Rectal cancer is a type of cancer that forms in the tissues of the rectum, which is the last part of the large intestine before reaching the anus. It typically starts as small growths called polyps on the inner lining of the rectum and can spread to other parts of the body if left untreated.
Rectal cancer can originate from various types of polyps, the most common being adenomatous polyps, also known as adenomas. Over time, some of these cells within polyps can accumulate genetic mutations that cause them to become cancerous. Factors that may contribute to the development of rectal cancer include age, family history, diet, and lifestyle choices such as smoking or heavy alcohol use.
Certain inherited conditions like Lynch syndrome, also known as Hereditary Nonpolyposis Colorectal Cancer (HNPCC), or familial adenomatous polyposis (FAP) can also contribute to Rectal Cancer concerns.
There are different types of rectal cancer, depending on the type of cells that are affected. These include:
Early stages of rectal cancer may not have any noticeable symptoms. As the cancer progresses, common signs and symptoms may include:
If you experience any of these symptoms, it is important to consult a doctor for further evaluation and potential diagnosis.
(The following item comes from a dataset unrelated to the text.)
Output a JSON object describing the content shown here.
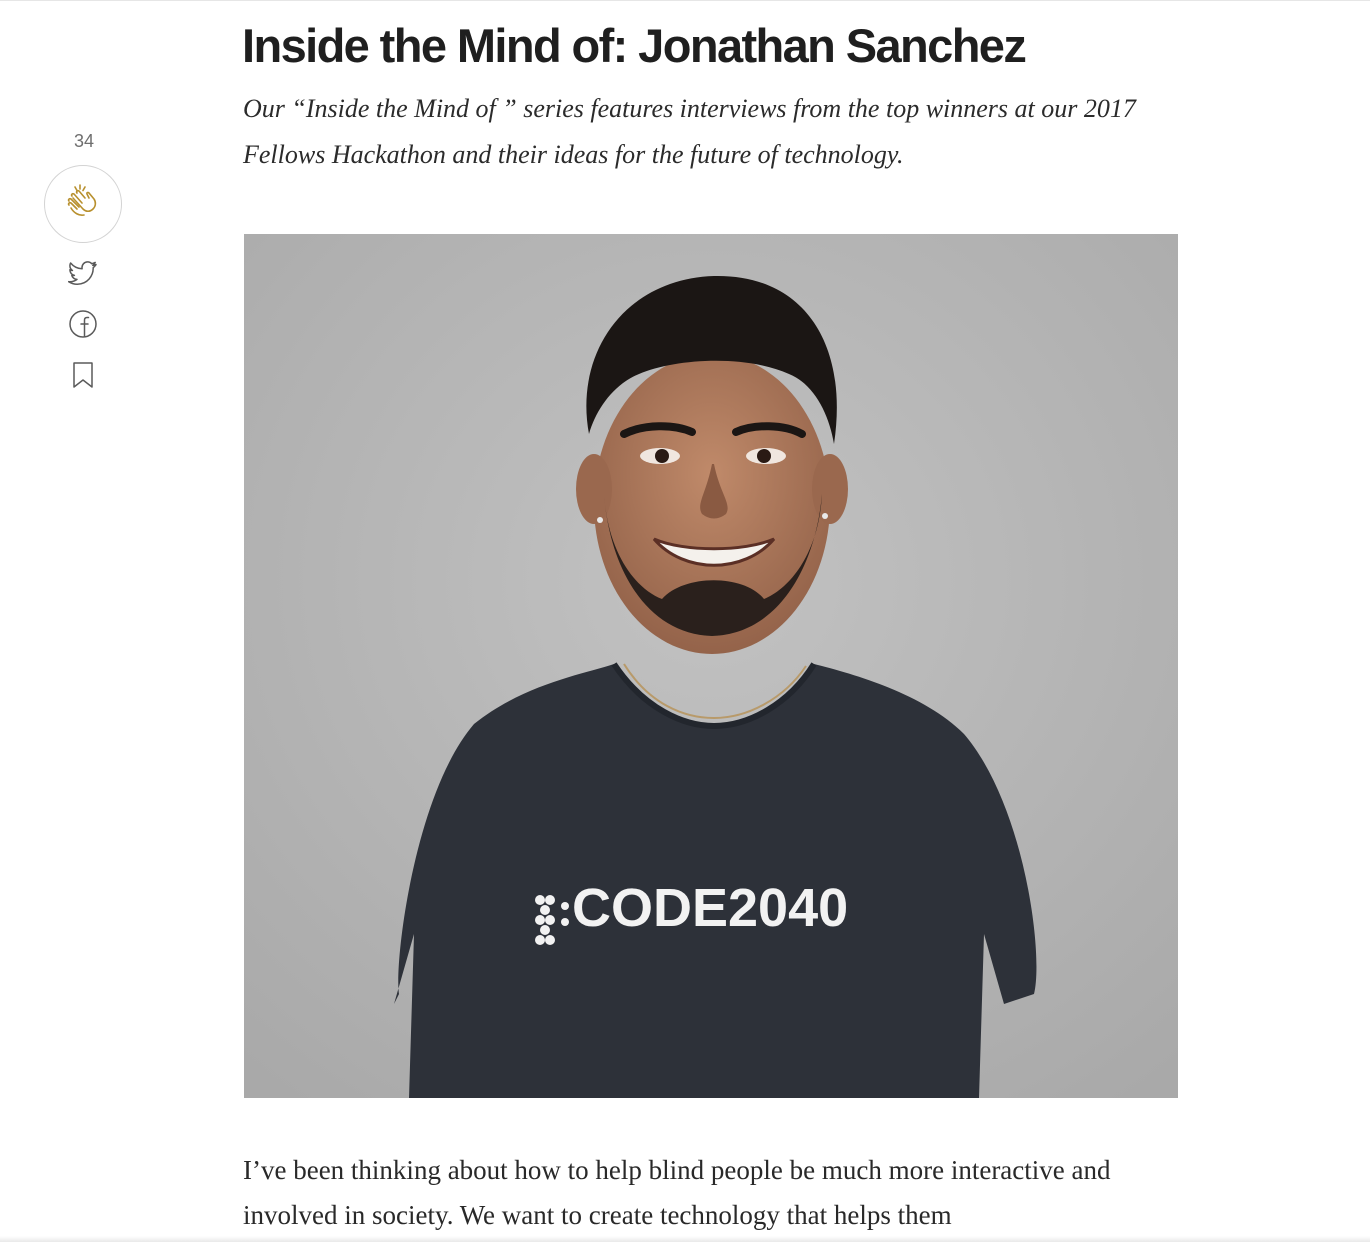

Rectal cancer is diagnosed through a combination of clinical evaluation and diagnostic tests. Physicians often start with a detailed medical history and perform a physical examination, which may include a digital rectal exam (DRE). Diagnostic tests typically follow and can include:
Early detection and diagnosis are crucial in the management and treatment of rectal cancer, often improving the likelihood of a successful treatment outcome.
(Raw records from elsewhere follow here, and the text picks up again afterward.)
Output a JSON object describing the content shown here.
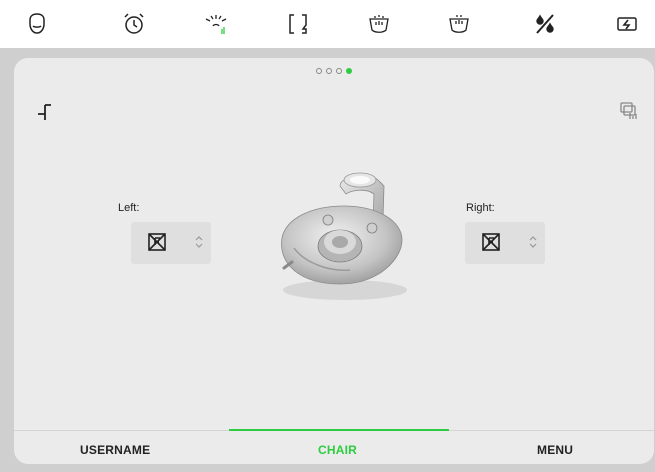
{
  "toolbar": {
    "icons": [
      "face-icon",
      "alarm-clock-icon",
      "light-spray-icon",
      "bracket-frame-icon",
      "mouth-upper-icon",
      "mouth-lower-icon",
      "no-water-icon",
      "battery-icon"
    ]
  },
  "pager": {
    "count": 4,
    "active_index": 3
  },
  "left": {
    "label": "Left:"
  },
  "right": {
    "label": "Right:"
  },
  "tabs": [
    {
      "label": "USERNAME",
      "active": false
    },
    {
      "label": "CHAIR",
      "active": true
    },
    {
      "label": "MENU",
      "active": false
    }
  ],
  "colors": {
    "accent": "#2ecc40",
    "panel": "#ebebeb",
    "background": "#cfcfcf"
  }
}
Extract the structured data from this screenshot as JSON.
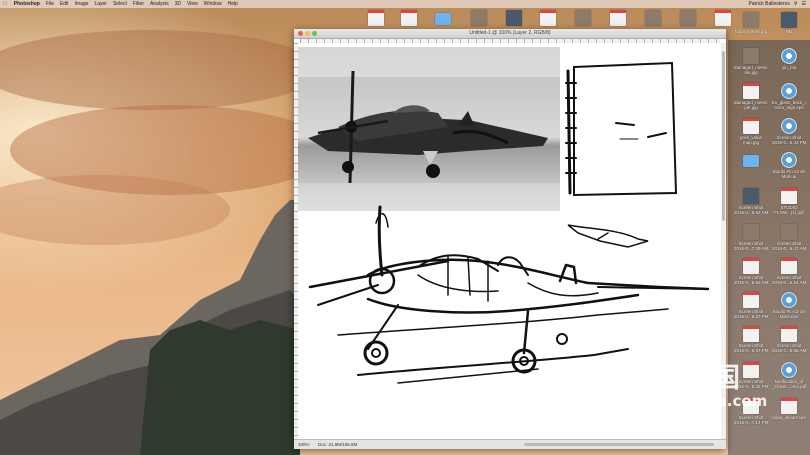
{
  "menubar": {
    "app_name": "Photoshop",
    "items": [
      "File",
      "Edit",
      "Image",
      "Layer",
      "Select",
      "Filter",
      "Analysis",
      "3D",
      "View",
      "Window",
      "Help"
    ],
    "user": "Patrick Ballesteros"
  },
  "photoshop": {
    "window_title": "Untitled-1 @ 100% (Layer 2, RGB/8)",
    "zoom": "100%",
    "doc_info": "Doc: 21.9M/156.5M"
  },
  "desktop_icons": [
    {
      "label1": "boba_lineart.jpg",
      "label2": "",
      "kind": "img"
    },
    {
      "label1": "HD",
      "label2": "",
      "kind": "dark"
    },
    {
      "label1": "damaged_meeso",
      "label2": "ani.jpg",
      "kind": "img"
    },
    {
      "label1": "yin_bla",
      "label2": "",
      "kind": "disk"
    },
    {
      "label1": "damaged_meeso",
      "label2": "pet.jpg",
      "kind": "pdf"
    },
    {
      "label1": "Ex_glass_back_v",
      "label2": "ector_sign.eps",
      "kind": "disk"
    },
    {
      "label1": "print_value",
      "label2": "map.jpg",
      "kind": "pdf"
    },
    {
      "label1": "Screen Shot",
      "label2": "2016-0...6.43 PM",
      "kind": "disk"
    },
    {
      "label1": "",
      "label2": "",
      "kind": "folder"
    },
    {
      "label1": "Studio Flo Circle",
      "label2": "Mark.ai",
      "kind": "disk"
    },
    {
      "label1": "Screen Shot",
      "label2": "2016-0...6.53 AM",
      "kind": "dark"
    },
    {
      "label1": "STUDIO",
      "label2": "FLOW...(1).pdf",
      "kind": "pdf"
    },
    {
      "label1": "Screen Shot",
      "label2": "2016-0...7.29 AM",
      "kind": "img"
    },
    {
      "label1": "Screen Shot",
      "label2": "2016-0...6.47 AM",
      "kind": "img"
    },
    {
      "label1": "Screen Shot",
      "label2": "2016-0...6.52 AM",
      "kind": "pdf"
    },
    {
      "label1": "Screen Shot",
      "label2": "2016-0...5.54 AM",
      "kind": "pdf"
    },
    {
      "label1": "Screen Shot",
      "label2": "2016-0...6.37 PM",
      "kind": "pdf"
    },
    {
      "label1": "Studio Flo Circle",
      "label2": "Mark.eps",
      "kind": "disk"
    },
    {
      "label1": "Screen Shot",
      "label2": "2016-0...6.37 PM",
      "kind": "pdf"
    },
    {
      "label1": "Screen Shot",
      "label2": "2016-0...5.55 AM",
      "kind": "pdf"
    },
    {
      "label1": "Screen Shot",
      "label2": "2016-0...6.32 PM",
      "kind": "pdf"
    },
    {
      "label1": "Notification_of",
      "label2": "_Ticket...orex.pdf",
      "kind": "disk"
    },
    {
      "label1": "Screen Shot",
      "label2": "2016-0...7.14 PM",
      "kind": "pdf"
    },
    {
      "label1": "boba_lineart.eps",
      "label2": "",
      "kind": "pdf"
    }
  ],
  "watermark": {
    "cn": "灵感中国",
    "en": "lingganchina.com"
  }
}
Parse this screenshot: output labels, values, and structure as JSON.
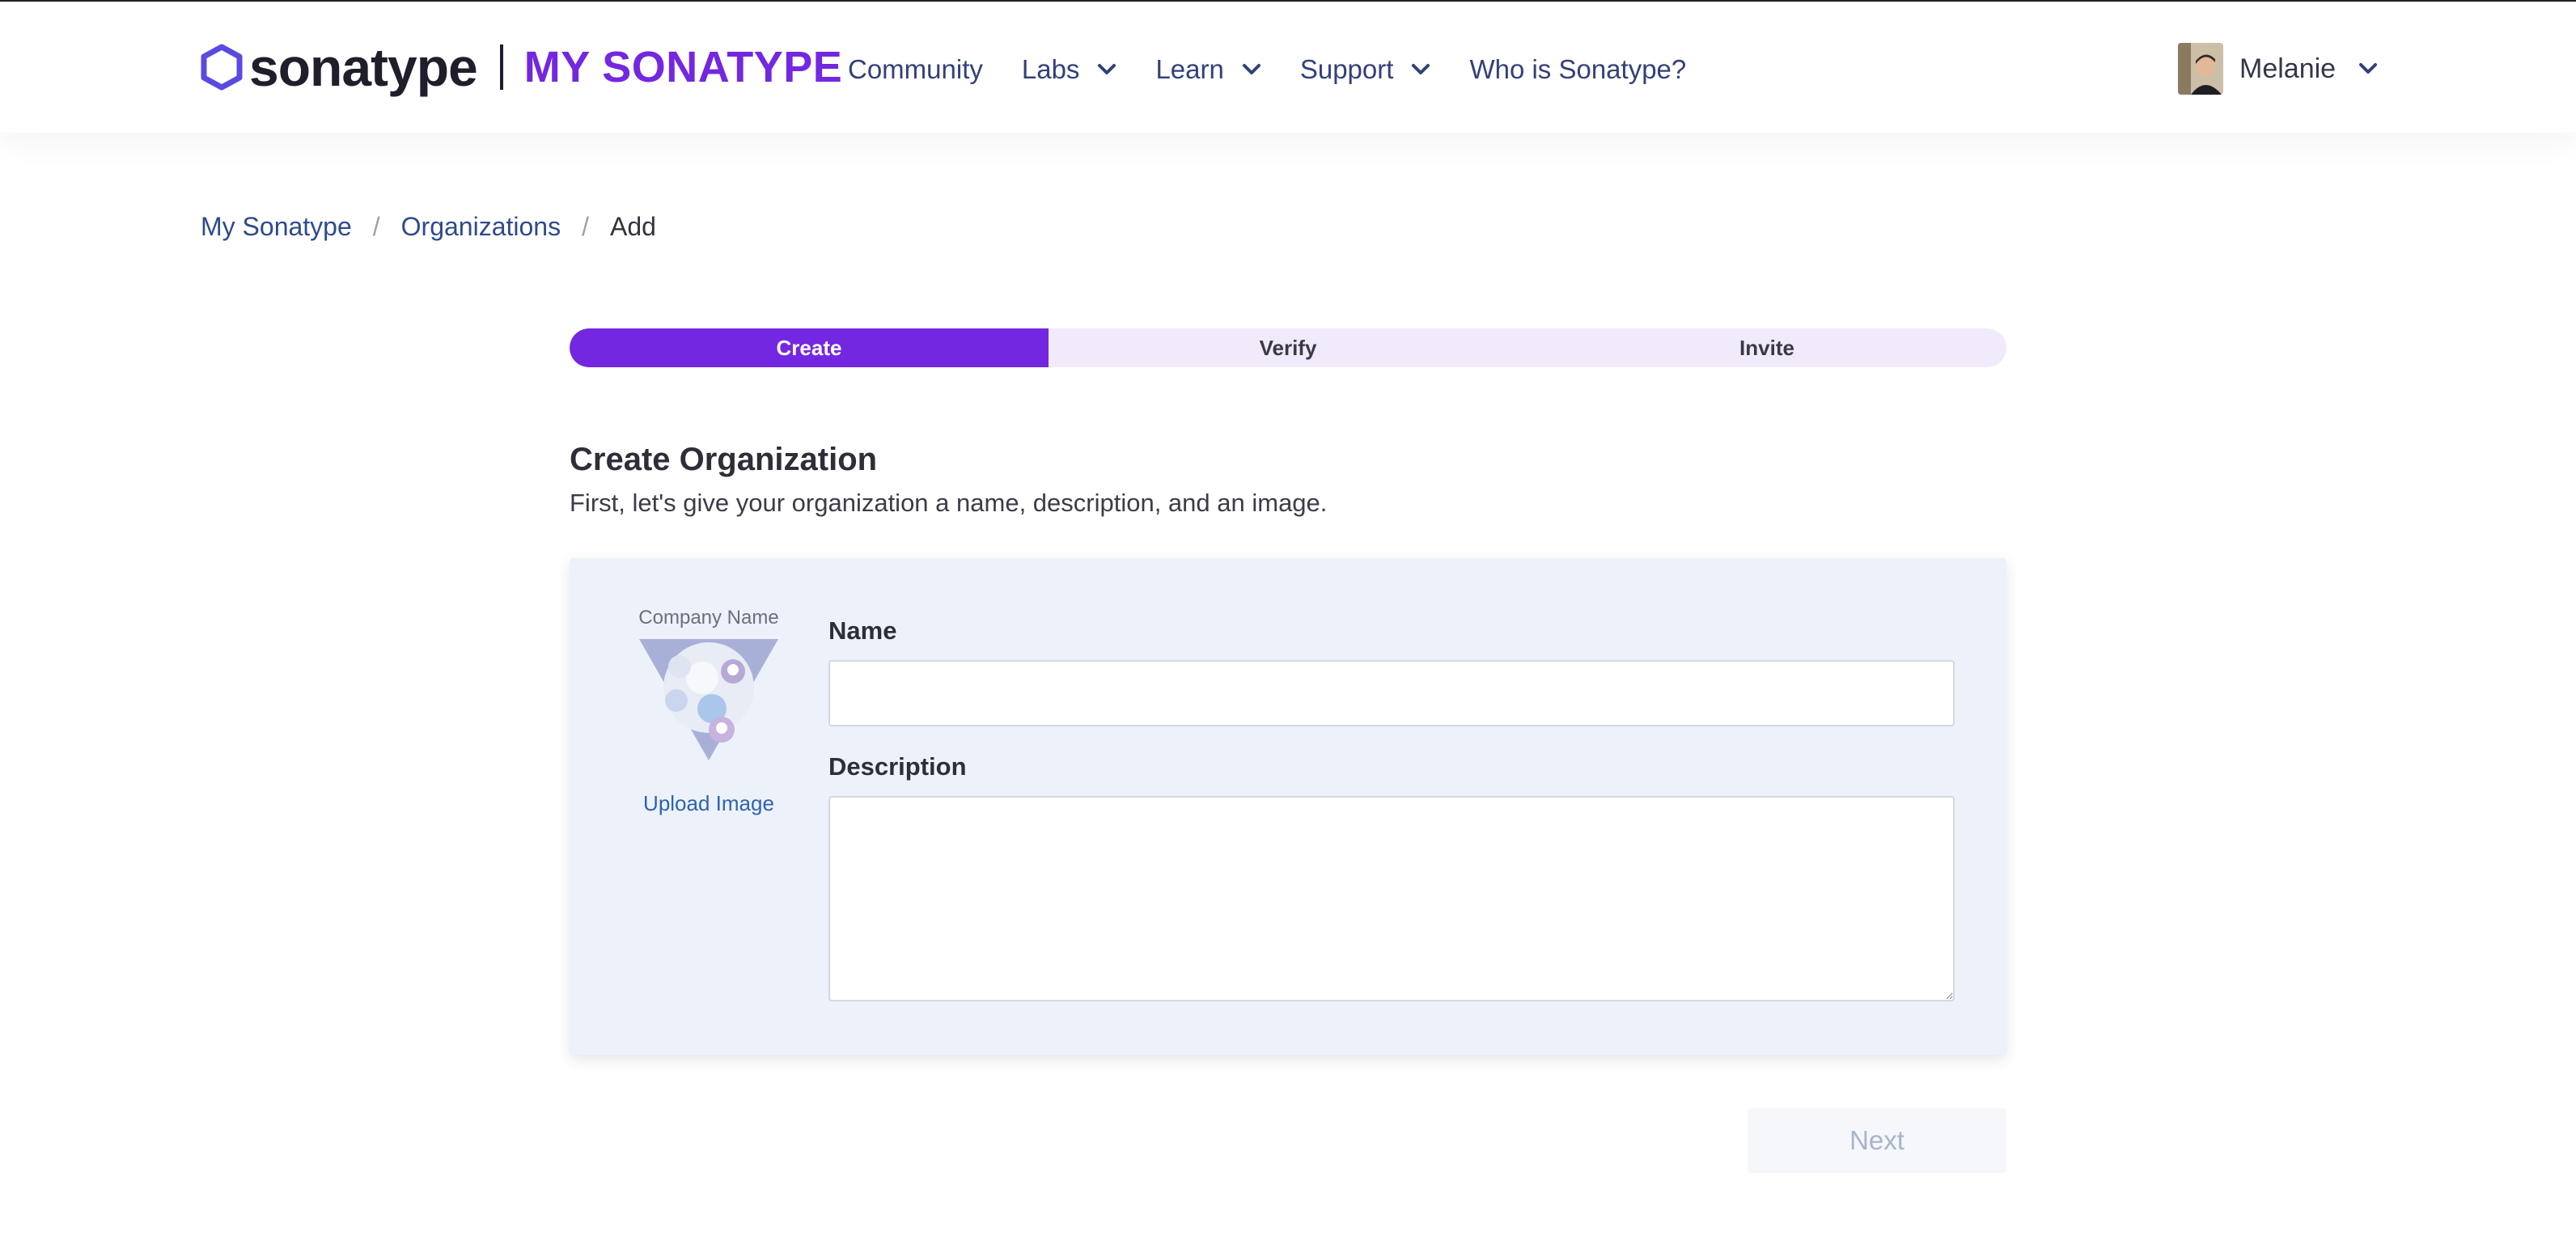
{
  "brand": {
    "wordmark": "sonatype",
    "product": "MY SONATYPE",
    "accent_color": "#7427e0"
  },
  "nav": {
    "items": [
      {
        "label": "Community",
        "dropdown": false
      },
      {
        "label": "Labs",
        "dropdown": true
      },
      {
        "label": "Learn",
        "dropdown": true
      },
      {
        "label": "Support",
        "dropdown": true
      },
      {
        "label": "Who is Sonatype?",
        "dropdown": false
      }
    ]
  },
  "user": {
    "name": "Melanie",
    "avatar_icon": "user-avatar"
  },
  "breadcrumb": {
    "items": [
      "My Sonatype",
      "Organizations",
      "Add"
    ],
    "separator": "/"
  },
  "stepper": {
    "steps": [
      "Create",
      "Verify",
      "Invite"
    ],
    "active": "Create"
  },
  "page": {
    "title": "Create Organization",
    "subtitle": "First, let's give your organization a name, description, and an image."
  },
  "form": {
    "logo_caption": "Company Name",
    "upload_label": "Upload Image",
    "name_label": "Name",
    "name_value": "",
    "description_label": "Description",
    "description_value": ""
  },
  "actions": {
    "next_label": "Next",
    "next_enabled": false
  }
}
While the exact causes of rectal cancer are still unknown, certain risk factors may increase a person’s chances of developing it. These include:
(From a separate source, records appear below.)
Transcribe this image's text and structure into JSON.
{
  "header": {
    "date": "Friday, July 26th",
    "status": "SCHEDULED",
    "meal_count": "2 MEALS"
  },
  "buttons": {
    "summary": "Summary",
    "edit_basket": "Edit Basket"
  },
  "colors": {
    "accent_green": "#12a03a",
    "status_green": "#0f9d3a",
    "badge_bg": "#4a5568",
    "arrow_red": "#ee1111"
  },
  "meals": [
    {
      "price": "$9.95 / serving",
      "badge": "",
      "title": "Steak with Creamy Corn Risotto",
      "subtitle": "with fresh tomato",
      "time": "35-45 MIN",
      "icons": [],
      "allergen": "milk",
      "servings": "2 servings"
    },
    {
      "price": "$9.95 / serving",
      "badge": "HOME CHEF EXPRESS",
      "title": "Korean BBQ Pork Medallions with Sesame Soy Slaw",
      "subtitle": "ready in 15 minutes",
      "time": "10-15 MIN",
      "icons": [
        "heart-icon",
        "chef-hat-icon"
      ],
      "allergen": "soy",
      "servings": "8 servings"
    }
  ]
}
Treatment for rectal cancer depends on the stage and location of the cancer, as well as a person’s overall health.
There is a variety of specific treatments used to combat rectal cancer, categorized based on the stage and individual patient factors:
Each of these treatments may be used alone or in combination, depending on a variety of factors, including the cancer’s specific characteristics and the patient’s preferences and overall health.
While there is no guaranteed way to prevent rectal cancer, there are steps that can be taken to reduce the risk:
If rectal cancer is left untreated, the consequences can be severe and potentially life-threatening. Cancer cells can continue to grow and multiply, which may lead to the tumor increasing in size and invading nearby organs and tissues. Without intervention, the cancer might also spread to distant parts of the body—a process known as metastasis—which can affect the liver, lungs, and other areas.
This progression can cause further complications, hinder the functionality of affected organs, and significantly reduce a patient’s quality of life. Ultimately, without treatment, rectal cancer can be fatal. Individuals must seek prompt medical attention if they experience any symptoms or are at an elevated risk for colorectal cancers.
© Allied Digestive Health. All Rights Reserved.